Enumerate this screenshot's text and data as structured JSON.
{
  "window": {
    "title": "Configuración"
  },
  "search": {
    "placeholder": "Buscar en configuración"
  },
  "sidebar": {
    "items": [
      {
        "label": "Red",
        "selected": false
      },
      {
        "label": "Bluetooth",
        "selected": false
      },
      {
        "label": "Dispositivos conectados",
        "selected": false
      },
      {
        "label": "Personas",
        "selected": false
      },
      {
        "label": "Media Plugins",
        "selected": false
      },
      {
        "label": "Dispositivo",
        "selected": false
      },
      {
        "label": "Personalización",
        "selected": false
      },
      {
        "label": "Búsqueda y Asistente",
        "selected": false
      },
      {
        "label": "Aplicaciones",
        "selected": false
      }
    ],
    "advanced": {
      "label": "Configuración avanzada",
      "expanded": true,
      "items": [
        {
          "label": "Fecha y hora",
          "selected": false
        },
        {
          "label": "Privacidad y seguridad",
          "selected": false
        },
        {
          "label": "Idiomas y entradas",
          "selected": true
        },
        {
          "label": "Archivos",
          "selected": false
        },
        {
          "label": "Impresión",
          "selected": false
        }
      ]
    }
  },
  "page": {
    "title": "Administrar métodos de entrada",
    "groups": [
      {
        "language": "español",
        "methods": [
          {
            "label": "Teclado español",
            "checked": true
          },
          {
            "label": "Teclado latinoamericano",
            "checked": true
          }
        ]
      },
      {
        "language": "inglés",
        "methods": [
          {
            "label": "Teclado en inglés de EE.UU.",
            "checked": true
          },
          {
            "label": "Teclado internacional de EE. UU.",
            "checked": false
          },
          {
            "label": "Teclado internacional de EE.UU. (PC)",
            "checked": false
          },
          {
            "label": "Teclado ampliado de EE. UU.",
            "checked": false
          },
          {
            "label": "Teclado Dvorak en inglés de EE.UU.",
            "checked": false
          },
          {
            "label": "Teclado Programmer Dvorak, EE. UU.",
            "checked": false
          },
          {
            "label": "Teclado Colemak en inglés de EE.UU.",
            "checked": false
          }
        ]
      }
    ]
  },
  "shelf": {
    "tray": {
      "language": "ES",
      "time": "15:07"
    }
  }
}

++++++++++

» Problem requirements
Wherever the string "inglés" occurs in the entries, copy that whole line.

» Task output
        "language": "inglés",
            "label": "Teclado en inglés de EE.UU.",
            "label": "Teclado Dvorak en inglés de EE.UU.",
            "label": "Teclado Colemak en inglés de EE.UU.",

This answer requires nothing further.